Stored data: Begin

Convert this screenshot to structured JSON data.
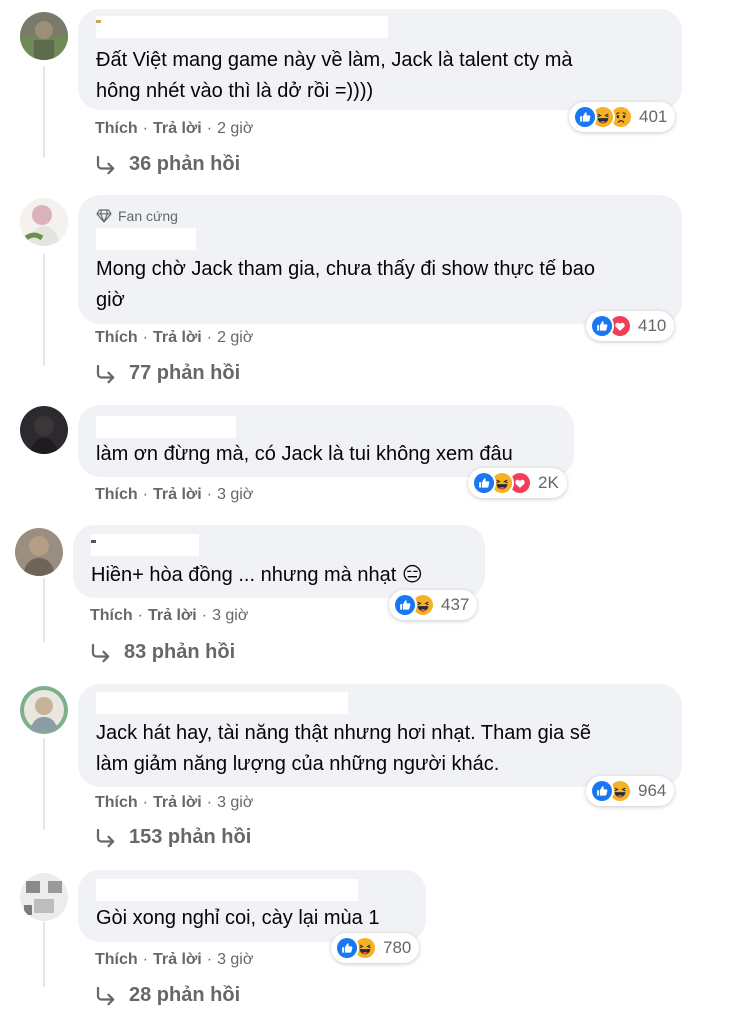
{
  "actions": {
    "like": "Thích",
    "reply": "Trả lời",
    "separator": "·"
  },
  "colors": {
    "bubble": "#f0f2f5",
    "meta": "#65676b",
    "like": "#1877f2",
    "love": "#f33e58",
    "haha": "#f7b125"
  },
  "comments": [
    {
      "text_lines": [
        "Đất Việt mang game này về làm, Jack là talent cty mà",
        "hông nhét vào thì là dở rồi =))))"
      ],
      "time": "2 giờ",
      "reactions": [
        "like",
        "haha",
        "sad"
      ],
      "reaction_count": "401",
      "replies": "36 phản hồi"
    },
    {
      "badge": "Fan cứng",
      "text_lines": [
        "Mong chờ Jack tham gia, chưa thấy đi show thực tế bao",
        "giờ"
      ],
      "time": "2 giờ",
      "reactions": [
        "like",
        "love"
      ],
      "reaction_count": "410",
      "replies": "77 phản hồi"
    },
    {
      "text_lines": [
        "làm ơn đừng mà, có Jack là tui không xem đâu"
      ],
      "time": "3 giờ",
      "reactions": [
        "like",
        "haha",
        "love"
      ],
      "reaction_count": "2K"
    },
    {
      "text_lines": [
        "Hiền+ hòa đồng ... nhưng mà nhạt 😑"
      ],
      "time": "3 giờ",
      "reactions": [
        "like",
        "haha"
      ],
      "reaction_count": "437",
      "replies": "83 phản hồi"
    },
    {
      "text_lines": [
        "Jack hát hay, tài năng thật nhưng hơi nhạt. Tham gia sẽ",
        "làm giảm năng lượng của những người khác."
      ],
      "time": "3 giờ",
      "reactions": [
        "like",
        "haha"
      ],
      "reaction_count": "964",
      "replies": "153 phản hồi"
    },
    {
      "text_lines": [
        "Gòi xong nghỉ coi, cày lại mùa 1"
      ],
      "time": "3 giờ",
      "reactions": [
        "like",
        "haha"
      ],
      "reaction_count": "780",
      "replies": "28 phản hồi"
    }
  ]
}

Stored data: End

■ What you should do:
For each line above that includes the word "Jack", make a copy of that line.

■ Task solution:
        "Đất Việt mang game này về làm, Jack là talent cty mà",
        "Mong chờ Jack tham gia, chưa thấy đi show thực tế bao",
        "làm ơn đừng mà, có Jack là tui không xem đâu"
        "Jack hát hay, tài năng thật nhưng hơi nhạt. Tham gia sẽ",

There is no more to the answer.